What is wrong with man? Man is a sinner, and man's sin brings much evil on the world, yet it seems to man that this ought not to be so. As Chesterton says just a bit above the passage just quoted, evil "is the prince of the world, but it is also a usurper."
Contrary to what one might be tempted sometimes to think, what is wrong with man is not that man is not smart enough. Very smart men can be among the most evil, though we should hasten to add, in a Thomist spirit, that such evil men are not following the proper course of Reason itself in discovering and following their own highest good.
My point here, however, is that what is wrong with man is something contingent. It is something that seems to have its origin in a historic rupture (which Christians, knowing the actual story, call the Fall) between what man ought to be and what man actually is. This contingent problem requires a contingent solution. Just as man did not have to sin, God did not have to save. The entire Christian message, the most vital truth in all the world, is a history from beginning to end, and as a history, it cannot be deduced by pure wisdom or pure reason. "The world by wisdom knew not God." That God saves must be revealed. And if it is revealed, that revelation must come with some sign or signs that allow us to know that it is a true revelation. Those signs will take place at particular points in time and will require particular witnesses, aka preachers. St. Paul again: "How shall they hear without a preacher?...As it is written, how beautiful are the feet of them that...bring glad tidings of good things." (Romans 10:14-15)
The salvation of man, then, cannot be attained or even known to be possible in the real world by a priori philosophy but must be known by revelation in history proclaimed by agents on the earth. This process of making known is what St. Paul calls the "foolishness of preaching."

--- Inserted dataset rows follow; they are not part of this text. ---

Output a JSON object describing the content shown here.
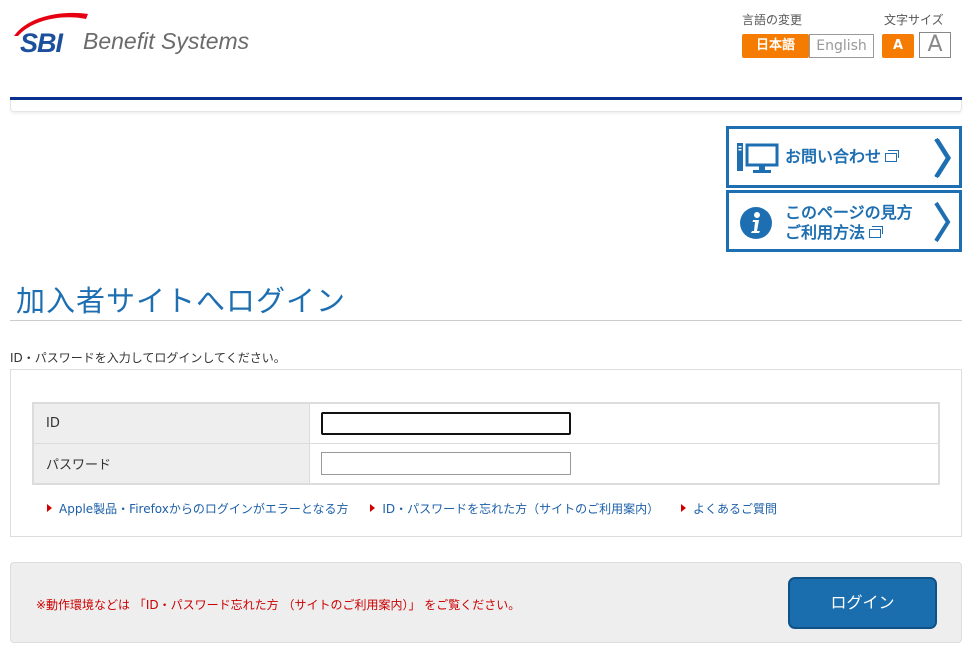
{
  "header": {
    "logo_mark": "SBI",
    "logo_text": "Benefit Systems",
    "language_label": "言語の変更",
    "language_options": [
      {
        "label": "日本語",
        "selected": true
      },
      {
        "label": "English",
        "selected": false
      }
    ],
    "font_size_label": "文字サイズ",
    "font_size_options": [
      {
        "label": "A",
        "size": "small",
        "selected": true
      },
      {
        "label": "A",
        "size": "large",
        "selected": false
      }
    ]
  },
  "side_banners": [
    {
      "label_line1": "お問い合わせ",
      "label_line2": "",
      "icon": "monitor-icon",
      "external": true
    },
    {
      "label_line1": "このページの見方",
      "label_line2": "ご利用方法",
      "icon": "info-icon",
      "external": true
    }
  ],
  "page": {
    "title": "加入者サイトへログイン",
    "instruction": "ID・パスワードを入力してログインしてください。"
  },
  "form": {
    "fields": [
      {
        "label": "ID",
        "value": "",
        "placeholder": "",
        "type": "text",
        "focused": true
      },
      {
        "label": "パスワード",
        "value": "",
        "placeholder": "",
        "type": "password",
        "focused": false
      }
    ],
    "links": [
      "Apple製品・Firefoxからのログインがエラーとなる方",
      "ID・パスワードを忘れた方（サイトのご利用案内）",
      "よくあるご質問"
    ]
  },
  "footer_panel": {
    "notice": "※動作環境などは 「ID・パスワード忘れた方 （サイトのご利用案内）」 をご覧ください。",
    "login_button": "ログイン"
  },
  "colors": {
    "brand_blue": "#1d6fb2",
    "navy_line": "#0b3190",
    "orange": "#f57c00",
    "notice_red": "#cc0000",
    "button_blue": "#1b6ead"
  }
}
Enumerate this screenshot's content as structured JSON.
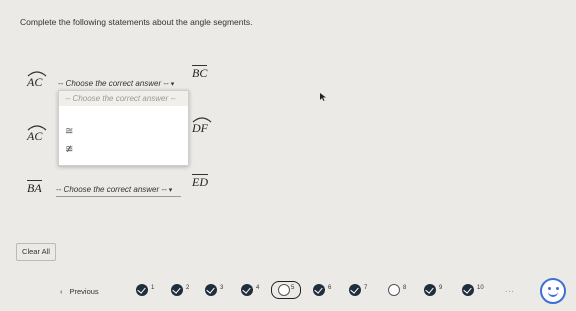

What this means for philosophical types is that when we are doing Christian theology and/or apologetics we must get over any preference we have for purely a priori arguments. I am not here saying that there is nothing to be said for any of the a priori arguments for the existence of God. What I am saying is that Christianity (and, before Christianity, God's revelation of Himself in Judaism) really leaves very little space for the thesis that such arguments are better than reasons based on the messy contingencies of real history. "I am the Lord your God which brought you up out of the land of Egypt, out of the house of bondage," begins God when he addresses His people Israel. Not "I am the necessary First Cause" or "I am the Being than which none greater can be conceived."
We may feel that historical reasons are shaky and uncertain and that a priori reasoning is preferable, more solid, more sure and certain. That's all well and good if we're talking about mathematics, but when it comes to applying the preference to theology, God apparently doesn't agree.
Not to be unclear: Of course the God who brought Israel up out of the land of Egypt and who sent His Son to be Incarnate, to die and rise again, actually is the First Cause and the Perfect Being. I'm not denying that at all. What I am warning against is a preference for non-empirical arguments for His existence and attributes over arguments based on contingent premises about His self-revelation in the real world. Both Scripturally and theologically, it seems that we should have a preference in the opposite direction, if only because a God who is known only as the God of the philosophers is a God who might or might not have actually done anything to save mankind.
Our great cause for gratitude, then, should be that God has not left Himself without witness. God has in fact spoken in the world, telling us who He is, who we are, and how we can be right with Him. It is through the "foolishness" of preaching that message that God will save those who believe in Him. And those who have been called to show the world why the message is deserving of belief are among the evangelists of whom it was spoken, "How beautiful are the feet of them that bring glad tidings."